|International Classification||H01R11/18, G01R1/073, G01R1/067, G01R31/28|
|Cooperative Classification||G01R1/06766, G01R1/073, H01R11/18|
|European Classification||H01R11/18, G01R1/067D, G01R1/073|
|20 Jan 1988||AS||Assignment|
Owner name: TEKTRONIX, INC., 4900 S.W. GRIFFITH DRIVE, P.O. BO
Free format text: ASSIGNMENT OF ASSIGNORS INTEREST.;ASSIGNORS:HADWIN, MATTHEW J.;GARCIA, JOHN D.;HARRY, EMORY J.;REEL/FRAME:004836/0187;SIGNING DATES FROM 19860710 TO 19860724
Owner name: TEKTRONIX, INC., A OR CORP., OREGON
Free format text: ASSIGNMENT OF ASSIGNORS INTEREST;ASSIGNORS:HADWIN, MATTHEW J.;GARCIA, JOHN D.;HARRY, EMORY J.;SIGNING DATES FROM 19860710 TO 19860724;REEL/FRAME:004836/0187

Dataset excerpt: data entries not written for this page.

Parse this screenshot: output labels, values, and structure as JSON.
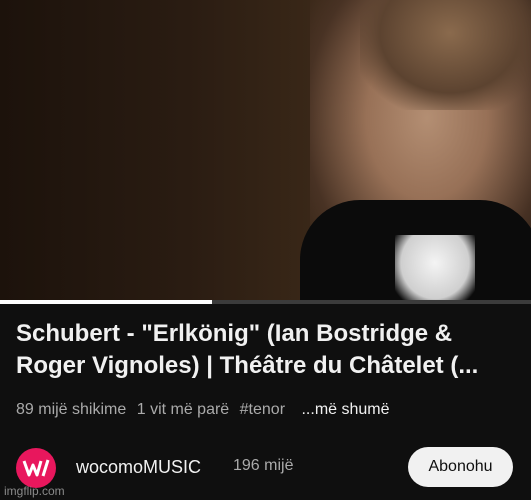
{
  "video": {
    "progress_fraction": 0.4
  },
  "title": "Schubert - \"Erlkönig\" (Ian Bostridge & Roger Vignoles) | Théâtre du Châtelet (...",
  "meta": {
    "views": "89 mijë shikime",
    "age": "1 vit më parë",
    "hashtag": "#tenor",
    "more": "...më shumë"
  },
  "channel": {
    "name": "wocomoMUSIC",
    "subscribers": "196 mijë",
    "avatar_color": "#e8175d",
    "avatar_icon": "wocomo-logo-icon"
  },
  "subscribe_label": "Abonohu",
  "watermark": "imgflip.com"
}
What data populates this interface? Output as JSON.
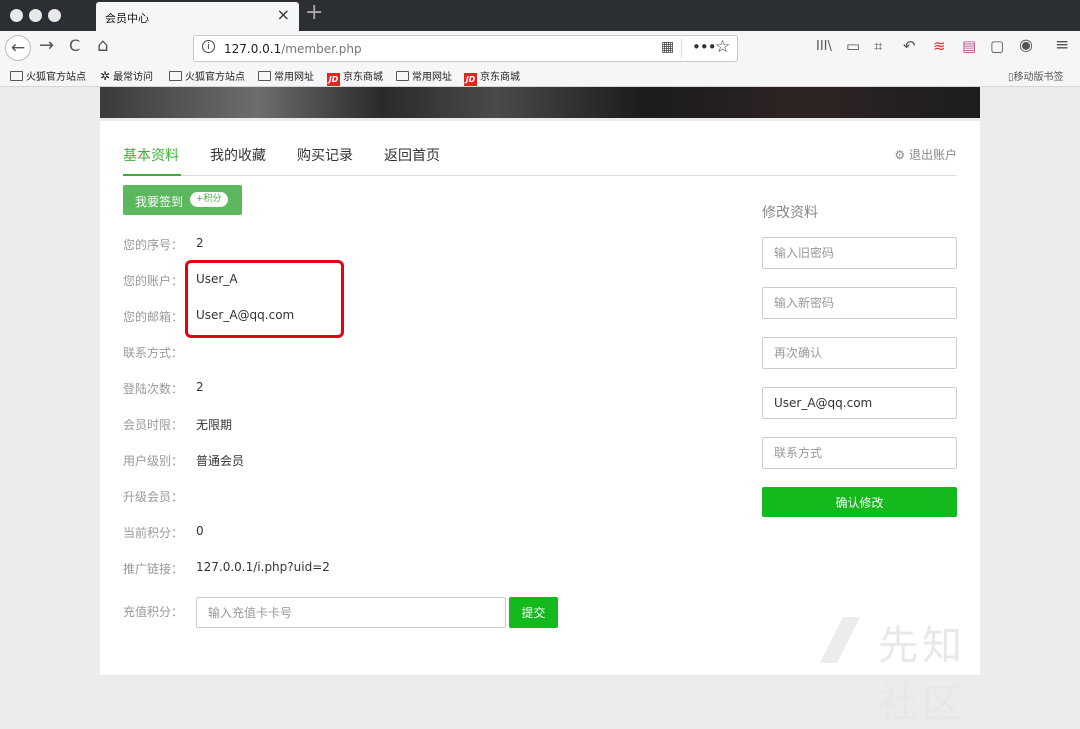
{
  "browser": {
    "tab_title": "会员中心",
    "tab_close": "×",
    "new_tab": "+",
    "url_host": "127.0.0.1",
    "url_path": "/member.php",
    "info_icon": "i",
    "page_actions": "•••",
    "bookmark_star": "☆",
    "back": "←",
    "forward": "→",
    "reload": "C",
    "home": "⌂",
    "library": "III\\",
    "menu": "≡"
  },
  "bookmarks": [
    {
      "label": "火狐官方站点",
      "icon": "folder-icon"
    },
    {
      "label": "最常访问",
      "icon": "gear-icon"
    },
    {
      "label": "火狐官方站点",
      "icon": "folder-icon"
    },
    {
      "label": "常用网址",
      "icon": "folder-icon"
    },
    {
      "label": "京东商城",
      "icon": "jd-icon"
    },
    {
      "label": "常用网址",
      "icon": "folder-icon"
    },
    {
      "label": "京东商城",
      "icon": "jd-icon"
    }
  ],
  "jd_mark": "JD",
  "mobile_bookmarks": "移动版书签",
  "tabs": {
    "basic": "基本资料",
    "favorites": "我的收藏",
    "purchases": "购买记录",
    "home": "返回首页",
    "logout": "退出账户",
    "logout_icon": "⚙"
  },
  "signin": {
    "label": "我要签到",
    "badge": "+积分"
  },
  "profile": [
    {
      "key": "您的序号：",
      "value": "2"
    },
    {
      "key": "您的账户：",
      "value": "User_A"
    },
    {
      "key": "您的邮箱：",
      "value": "User_A@qq.com"
    },
    {
      "key": "联系方式：",
      "value": ""
    },
    {
      "key": "登陆次数：",
      "value": "2"
    },
    {
      "key": "会员时限：",
      "value": "无限期"
    },
    {
      "key": "用户级别：",
      "value": "普通会员"
    },
    {
      "key": "升级会员：",
      "value": ""
    },
    {
      "key": "当前积分：",
      "value": "0"
    },
    {
      "key": "推广链接：",
      "value": "127.0.0.1/i.php?uid=2"
    }
  ],
  "recharge": {
    "label": "充值积分：",
    "placeholder": "输入充值卡卡号",
    "submit": "提交"
  },
  "edit": {
    "title": "修改资料",
    "old_password_placeholder": "输入旧密码",
    "new_password_placeholder": "输入新密码",
    "confirm_placeholder": "再次确认",
    "email_value": "User_A@qq.com",
    "contact_placeholder": "联系方式",
    "confirm_button": "确认修改"
  },
  "watermark": "先知社区",
  "colors": {
    "accent": "#3cb035",
    "button": "#14b91e",
    "highlight": "#e60012"
  }
}
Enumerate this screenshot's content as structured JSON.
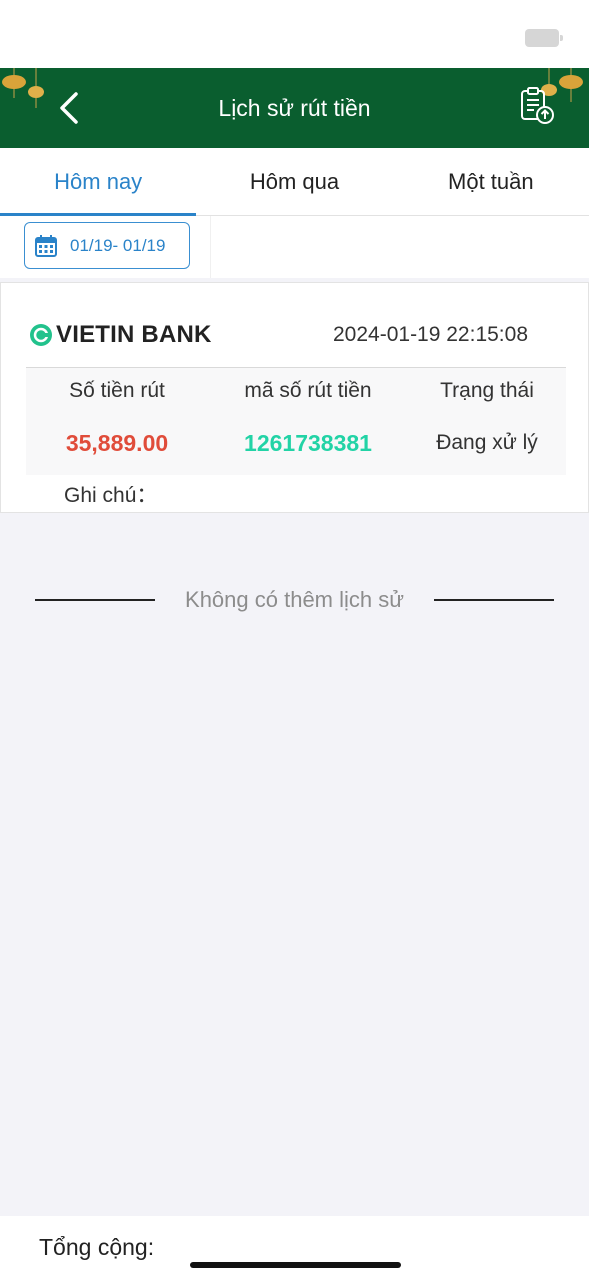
{
  "header": {
    "title": "Lịch sử rút tiền"
  },
  "tabs": [
    {
      "label": "Hôm nay",
      "active": true
    },
    {
      "label": "Hôm qua",
      "active": false
    },
    {
      "label": "Một tuần",
      "active": false
    }
  ],
  "filter": {
    "date_range": "01/19- 01/19"
  },
  "record": {
    "bank": "VIETIN BANK",
    "datetime": "2024-01-19 22:15:08",
    "columns": [
      "Số tiền rút",
      "mã số rút tiền",
      "Trạng thái"
    ],
    "amount": "35,889.00",
    "code": "1261738381",
    "status": "Đang xử lý",
    "note_label": "Ghi chú："
  },
  "empty": {
    "message": "Không có thêm lịch sử"
  },
  "footer": {
    "total_label": "Tổng cộng:"
  },
  "colors": {
    "header_bg": "#0a5e2f",
    "accent": "#2a83c9",
    "amount": "#e04c3a",
    "code": "#22d3a6"
  }
}
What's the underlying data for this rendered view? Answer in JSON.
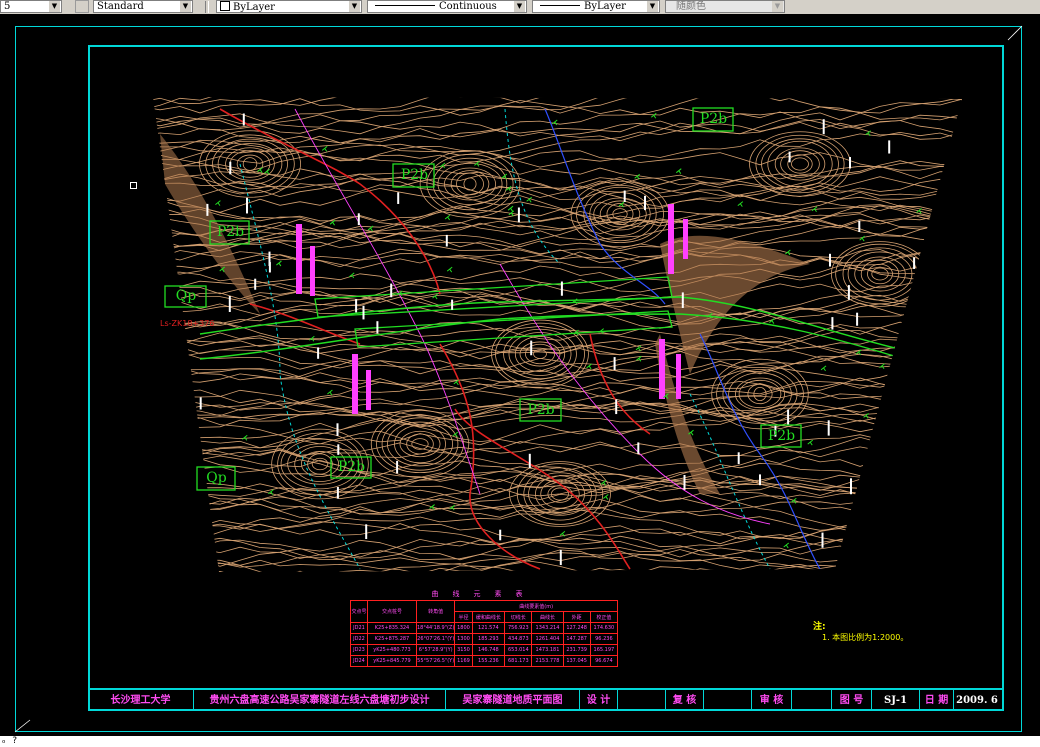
{
  "toolbar": {
    "layer_partial": "5",
    "textstyle": "Standard",
    "color": "ByLayer",
    "linetype": "Continuous",
    "lineweight": "ByLayer",
    "plotstyle": "随颜色"
  },
  "map_labels": {
    "p2b_1": "P2b",
    "p2b_2": "P2b",
    "p2b_3": "P2b",
    "p2b_4": "P2b",
    "p2b_5": "P2b",
    "p2b_6": "P2b",
    "qp_1": "Qp",
    "qp_2": "Qp",
    "station_label": "Ls-ZK18+376"
  },
  "curve_table": {
    "title": "曲线元素表",
    "headers": {
      "col1": "交点号",
      "col2": "交点桩号",
      "col3": "转角值",
      "group": "曲线要素值(m)",
      "sub": [
        "半径",
        "缓和曲线长",
        "切线长",
        "曲线长",
        "外距",
        "校正值"
      ]
    },
    "rows": [
      [
        "JD21",
        "K25+835.324",
        "18°44'18.9\"(Z)",
        "1800",
        "121.574",
        "756.923",
        "1343.214",
        "127.248",
        "174.630"
      ],
      [
        "JD22",
        "K25+875.287",
        "26°07'26.1\"(Y)",
        "1300",
        "185.293",
        "434.873",
        "1261.404",
        "147.287",
        "96.236"
      ],
      [
        "JD23",
        "yK25+480.773",
        "6°57'28.9\"(Y)",
        "3150",
        "146.748",
        "653.014",
        "1473.181",
        "231.739",
        "165.197"
      ],
      [
        "JD24",
        "yK25+845.779",
        "55°57'26.5\"(Y)",
        "1169",
        "155.236",
        "681.173",
        "2153.778",
        "137.045",
        "96.674"
      ]
    ]
  },
  "notes": {
    "heading": "注:",
    "line1": "1. 本图比例为1:2000。"
  },
  "title_block": {
    "university": "长沙理工大学",
    "project": "贵州六盘高速公路吴家寨隧道左线六盘塘初步设计",
    "drawing_name": "吴家寨隧道地质平面图",
    "design_label": "设 计",
    "check_label": "复 核",
    "review_label": "审 核",
    "figno_label": "图 号",
    "figno_value": "SJ-1",
    "date_label": "日 期",
    "date_value": "2009. 6"
  },
  "command_line": {
    "text": "ₒ ?"
  }
}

|19 Nov 1991||REMI||Maintenance fee reminder mailed|
|19 Apr 1992||LAPS||Lapse for failure to pay maintenance fees|
|23 Jun 1992||FP||Expired due to failure to pay maintenance fee|
Effective date: 19920419